Following the recent Thanksgiving celebration in the USA, the subject of being grateful has been on our minds. But should this be a year-round concept rather than just “thought about” on one day of the year?
Are you a half full or half empty cup kind of person? The answer can tell a lot about your state of mind and whether you are generally optimistic or pessimistic…
Many of you will remember Oprah Winfrey promoting a gratitude journal on her TV shows a few years ago. Is it time to bring these gratitude journals back as another tool for improving our health?
A slightly tongue-in-cheek meme (doing the rounds on Facebook) lists these 10 reasons we should be grateful and why - but it does have a ring to truth too...
1. Early wake ups = children to love.
2. House to clean = a safe place to live.
3. Laundry to do = clean clothes to wear.
4. Dishes to wash = food to eat.
5. Crumbs under the table = family meals.
6. Grocery shopping = dollars to provide for us.
7. Toilets to clean = indoor plumbing.
8. Lots of noise = people in your life.
9. Endless questions about homework = children’s brains growing.
10. Sore and tired in bed = you are still alive!
A recent article in Healthline reported that research suggests people who regularly practice giving thanks are happier and healthier.

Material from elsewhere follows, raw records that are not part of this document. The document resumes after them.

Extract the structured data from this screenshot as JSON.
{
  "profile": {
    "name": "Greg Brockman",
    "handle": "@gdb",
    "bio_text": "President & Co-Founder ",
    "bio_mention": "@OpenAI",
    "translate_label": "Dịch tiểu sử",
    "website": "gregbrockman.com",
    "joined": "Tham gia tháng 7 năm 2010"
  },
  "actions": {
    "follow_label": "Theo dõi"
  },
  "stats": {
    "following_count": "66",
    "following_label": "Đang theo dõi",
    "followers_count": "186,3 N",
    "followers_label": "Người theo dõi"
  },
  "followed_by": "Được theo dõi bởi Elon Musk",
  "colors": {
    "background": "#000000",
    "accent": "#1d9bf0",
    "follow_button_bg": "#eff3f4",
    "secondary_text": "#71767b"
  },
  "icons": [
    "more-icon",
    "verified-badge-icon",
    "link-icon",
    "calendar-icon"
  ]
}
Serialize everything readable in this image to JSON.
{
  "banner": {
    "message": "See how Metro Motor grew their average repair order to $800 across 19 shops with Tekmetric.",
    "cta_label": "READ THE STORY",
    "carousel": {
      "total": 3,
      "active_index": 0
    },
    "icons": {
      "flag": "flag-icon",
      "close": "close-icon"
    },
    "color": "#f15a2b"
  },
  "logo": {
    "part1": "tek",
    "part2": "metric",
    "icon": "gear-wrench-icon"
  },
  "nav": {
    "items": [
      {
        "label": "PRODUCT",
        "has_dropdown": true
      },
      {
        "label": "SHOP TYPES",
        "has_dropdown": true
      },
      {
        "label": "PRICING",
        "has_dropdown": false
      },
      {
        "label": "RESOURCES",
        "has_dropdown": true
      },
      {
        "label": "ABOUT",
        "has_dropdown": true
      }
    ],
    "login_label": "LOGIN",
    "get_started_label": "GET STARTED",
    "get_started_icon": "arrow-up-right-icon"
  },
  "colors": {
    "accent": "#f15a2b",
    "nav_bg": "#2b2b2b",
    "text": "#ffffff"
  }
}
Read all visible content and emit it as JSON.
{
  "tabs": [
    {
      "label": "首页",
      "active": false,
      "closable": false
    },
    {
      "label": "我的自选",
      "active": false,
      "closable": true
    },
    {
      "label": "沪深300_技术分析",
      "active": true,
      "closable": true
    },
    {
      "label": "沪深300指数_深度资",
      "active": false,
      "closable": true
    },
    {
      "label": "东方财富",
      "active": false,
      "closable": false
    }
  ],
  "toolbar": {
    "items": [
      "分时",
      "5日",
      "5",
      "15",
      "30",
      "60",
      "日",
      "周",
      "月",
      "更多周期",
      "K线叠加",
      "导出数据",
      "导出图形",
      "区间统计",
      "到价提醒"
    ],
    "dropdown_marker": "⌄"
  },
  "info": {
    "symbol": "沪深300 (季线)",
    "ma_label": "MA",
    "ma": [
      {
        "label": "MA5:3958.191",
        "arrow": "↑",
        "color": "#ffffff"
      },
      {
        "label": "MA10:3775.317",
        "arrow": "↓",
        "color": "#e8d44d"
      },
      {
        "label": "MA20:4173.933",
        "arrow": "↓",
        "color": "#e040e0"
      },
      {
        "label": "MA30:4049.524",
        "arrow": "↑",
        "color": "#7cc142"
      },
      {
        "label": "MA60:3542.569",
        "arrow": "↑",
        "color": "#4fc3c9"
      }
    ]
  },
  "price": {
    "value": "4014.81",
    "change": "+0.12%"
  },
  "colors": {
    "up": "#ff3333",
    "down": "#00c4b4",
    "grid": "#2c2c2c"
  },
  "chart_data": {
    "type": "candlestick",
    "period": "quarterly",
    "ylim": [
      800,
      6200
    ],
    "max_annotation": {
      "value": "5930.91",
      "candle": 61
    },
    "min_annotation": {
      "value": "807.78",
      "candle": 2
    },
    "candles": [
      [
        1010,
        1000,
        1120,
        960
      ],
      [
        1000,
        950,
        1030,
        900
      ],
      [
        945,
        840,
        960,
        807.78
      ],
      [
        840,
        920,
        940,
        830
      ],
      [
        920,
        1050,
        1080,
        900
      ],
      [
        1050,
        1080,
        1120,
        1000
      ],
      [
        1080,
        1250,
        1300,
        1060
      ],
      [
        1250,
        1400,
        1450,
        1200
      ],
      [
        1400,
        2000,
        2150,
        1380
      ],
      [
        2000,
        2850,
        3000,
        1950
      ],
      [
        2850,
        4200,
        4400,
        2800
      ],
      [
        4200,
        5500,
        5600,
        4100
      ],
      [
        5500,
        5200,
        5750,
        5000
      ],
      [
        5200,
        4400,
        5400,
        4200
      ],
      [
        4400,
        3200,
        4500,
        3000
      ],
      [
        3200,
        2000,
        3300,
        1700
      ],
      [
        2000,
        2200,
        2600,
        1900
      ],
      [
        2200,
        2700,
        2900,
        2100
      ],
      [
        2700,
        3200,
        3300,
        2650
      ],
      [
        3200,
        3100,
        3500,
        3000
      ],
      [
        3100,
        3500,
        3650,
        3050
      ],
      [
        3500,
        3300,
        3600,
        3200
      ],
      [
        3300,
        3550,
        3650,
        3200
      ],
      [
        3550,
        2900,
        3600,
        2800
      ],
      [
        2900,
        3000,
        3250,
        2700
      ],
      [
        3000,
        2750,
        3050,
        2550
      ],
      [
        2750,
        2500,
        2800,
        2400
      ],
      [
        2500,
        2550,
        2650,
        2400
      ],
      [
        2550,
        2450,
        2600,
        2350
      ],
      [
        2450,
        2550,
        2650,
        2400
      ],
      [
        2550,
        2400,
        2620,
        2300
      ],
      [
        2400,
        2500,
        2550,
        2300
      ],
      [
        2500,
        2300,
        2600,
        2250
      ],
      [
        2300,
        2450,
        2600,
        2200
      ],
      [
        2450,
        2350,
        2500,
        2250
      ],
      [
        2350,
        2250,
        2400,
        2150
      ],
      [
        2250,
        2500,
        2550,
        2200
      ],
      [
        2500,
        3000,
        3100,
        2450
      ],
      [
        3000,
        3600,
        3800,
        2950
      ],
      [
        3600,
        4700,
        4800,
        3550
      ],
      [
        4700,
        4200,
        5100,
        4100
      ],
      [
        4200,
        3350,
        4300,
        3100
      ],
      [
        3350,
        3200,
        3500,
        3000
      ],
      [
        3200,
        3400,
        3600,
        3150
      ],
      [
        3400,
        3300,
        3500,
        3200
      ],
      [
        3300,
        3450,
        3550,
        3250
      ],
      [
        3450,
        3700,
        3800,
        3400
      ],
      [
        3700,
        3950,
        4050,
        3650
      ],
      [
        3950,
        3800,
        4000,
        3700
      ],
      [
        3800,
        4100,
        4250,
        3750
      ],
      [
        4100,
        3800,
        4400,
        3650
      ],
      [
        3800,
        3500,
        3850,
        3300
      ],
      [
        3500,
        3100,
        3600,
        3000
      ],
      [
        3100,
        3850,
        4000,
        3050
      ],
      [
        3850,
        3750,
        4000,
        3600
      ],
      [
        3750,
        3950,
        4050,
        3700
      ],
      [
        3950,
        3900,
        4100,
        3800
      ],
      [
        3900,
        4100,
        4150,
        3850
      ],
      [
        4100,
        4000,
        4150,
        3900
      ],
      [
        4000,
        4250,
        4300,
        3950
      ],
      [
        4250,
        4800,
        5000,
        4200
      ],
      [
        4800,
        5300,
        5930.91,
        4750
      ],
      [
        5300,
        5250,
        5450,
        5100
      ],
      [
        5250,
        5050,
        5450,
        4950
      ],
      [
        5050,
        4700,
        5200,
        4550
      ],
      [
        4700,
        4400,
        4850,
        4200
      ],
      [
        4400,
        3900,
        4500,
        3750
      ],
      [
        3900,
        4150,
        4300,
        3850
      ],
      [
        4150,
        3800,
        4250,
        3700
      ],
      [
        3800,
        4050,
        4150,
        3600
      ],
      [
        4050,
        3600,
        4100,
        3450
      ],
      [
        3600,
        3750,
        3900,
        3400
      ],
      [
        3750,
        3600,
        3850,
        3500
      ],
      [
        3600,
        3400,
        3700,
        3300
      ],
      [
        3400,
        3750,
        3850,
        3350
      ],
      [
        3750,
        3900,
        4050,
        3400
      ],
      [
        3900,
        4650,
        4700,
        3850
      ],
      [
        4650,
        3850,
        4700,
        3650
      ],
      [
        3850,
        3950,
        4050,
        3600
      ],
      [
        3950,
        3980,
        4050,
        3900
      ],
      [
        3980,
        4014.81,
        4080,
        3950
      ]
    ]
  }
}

"What if there was a solution to stress so simple that it involved nothing more than feeling thankful for the good things in your life? In fact, there is. That solution is called gratitude.
Robert Emmons, a psychology professor at the University of California, has been a leading researcher in the growing field known as “positive psychology.” His research has found that those who adopt an “attitude of gratitude” (as a permanent state of mind) experience many health benefits.
Such benefits include
• Taking better care of themselves physically and mentally.
• Engaging in more protective health behaviors and maintenance.
• Exercising more regularly.
• Changing to a healthier diet.
• Improving their mental alertness.
• Coping better with stress and daily challenges.
• Generally feeling happier and more optimistic.
• Avoiding problematic physical symptoms.
• Boosting and strengthening their immune systems.
• Taking a brighter view of the future.
Are you becoming convinced that this might help you?
Professor Emmon tells us that we need to focus our attention outward...
"Your attitude plays a large role in determining whether you can feel grateful in spite of life’s challenges."
He says that gratitude is defined by your attitude towards both the outside world and yourself. He suggests that those who are more aware of the positives in their lives tend to focus their attention outside of themselves.
At the same time, he reminds us that we need to be more mindful of what we have...
“You may assume that those with more material possessions have more to be grateful for. However, research suggests otherwise. Edward Diener, a psychology professor at the University of Illinois, found that a high percentage of affluent people in Japan report low levels of life satisfaction, just as those living in poverty in India do. These findings suggest that it’s not how much you have, but how you feel about what you have, that makes the difference."
He goes on to suggest that we too keep a gratitude journal...
"Recording what you feel grateful for in a journal is a great way to give thanks on a regular basis."
Emmons found that those who listed five things they felt grateful for in a weekly gratitude journal reported fewer health problems and greater optimism than those who did not while a second study suggested that daily writing led to a greater increase in gratitude than weekly writing.
Could getting into these suggested habits on a daily or at least regular basis change you from being a half empty cupful type of person to one who always has a half full cup instead?
And not forgetting that it could benefit your health at the same time too?